◆ Work item
Write only the number of lines in the records beneath that hold "true".

◆ Raw data
■ ■ ■

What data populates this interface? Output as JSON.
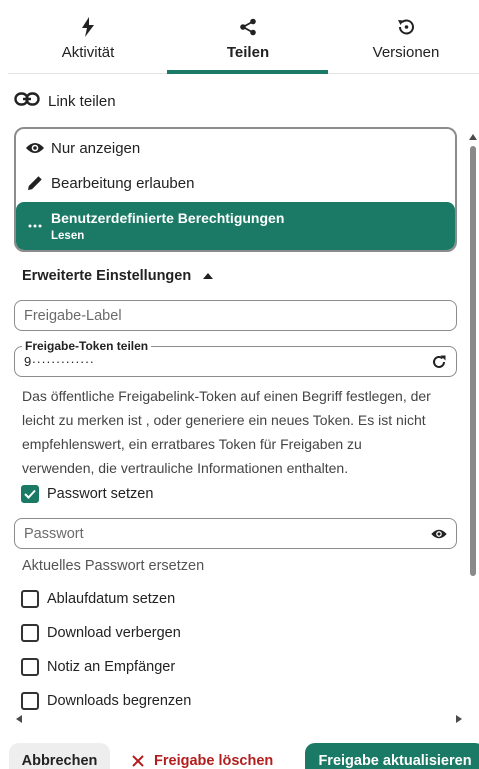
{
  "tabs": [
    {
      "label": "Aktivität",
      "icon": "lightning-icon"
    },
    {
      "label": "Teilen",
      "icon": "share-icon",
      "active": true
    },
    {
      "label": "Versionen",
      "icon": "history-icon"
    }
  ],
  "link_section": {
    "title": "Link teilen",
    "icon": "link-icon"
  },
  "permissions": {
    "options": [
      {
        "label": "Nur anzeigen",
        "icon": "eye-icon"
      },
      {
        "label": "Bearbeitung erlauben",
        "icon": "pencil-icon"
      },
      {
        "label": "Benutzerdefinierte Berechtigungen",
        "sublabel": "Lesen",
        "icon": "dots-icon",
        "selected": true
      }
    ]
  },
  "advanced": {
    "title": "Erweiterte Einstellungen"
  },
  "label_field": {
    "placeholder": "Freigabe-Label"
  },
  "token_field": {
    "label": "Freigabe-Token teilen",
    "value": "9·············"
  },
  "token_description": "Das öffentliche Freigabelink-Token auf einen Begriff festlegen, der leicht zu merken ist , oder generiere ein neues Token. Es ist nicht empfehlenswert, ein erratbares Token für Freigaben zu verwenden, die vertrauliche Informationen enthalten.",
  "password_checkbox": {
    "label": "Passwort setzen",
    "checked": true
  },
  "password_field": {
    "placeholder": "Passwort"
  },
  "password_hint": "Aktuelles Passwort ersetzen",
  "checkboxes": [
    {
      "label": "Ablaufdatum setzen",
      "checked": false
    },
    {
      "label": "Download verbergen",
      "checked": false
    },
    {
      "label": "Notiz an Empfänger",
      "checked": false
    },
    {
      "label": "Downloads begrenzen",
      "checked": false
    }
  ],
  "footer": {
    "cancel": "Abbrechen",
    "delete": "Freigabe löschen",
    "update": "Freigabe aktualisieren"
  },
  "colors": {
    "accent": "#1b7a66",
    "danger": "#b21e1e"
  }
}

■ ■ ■

◆ Response
3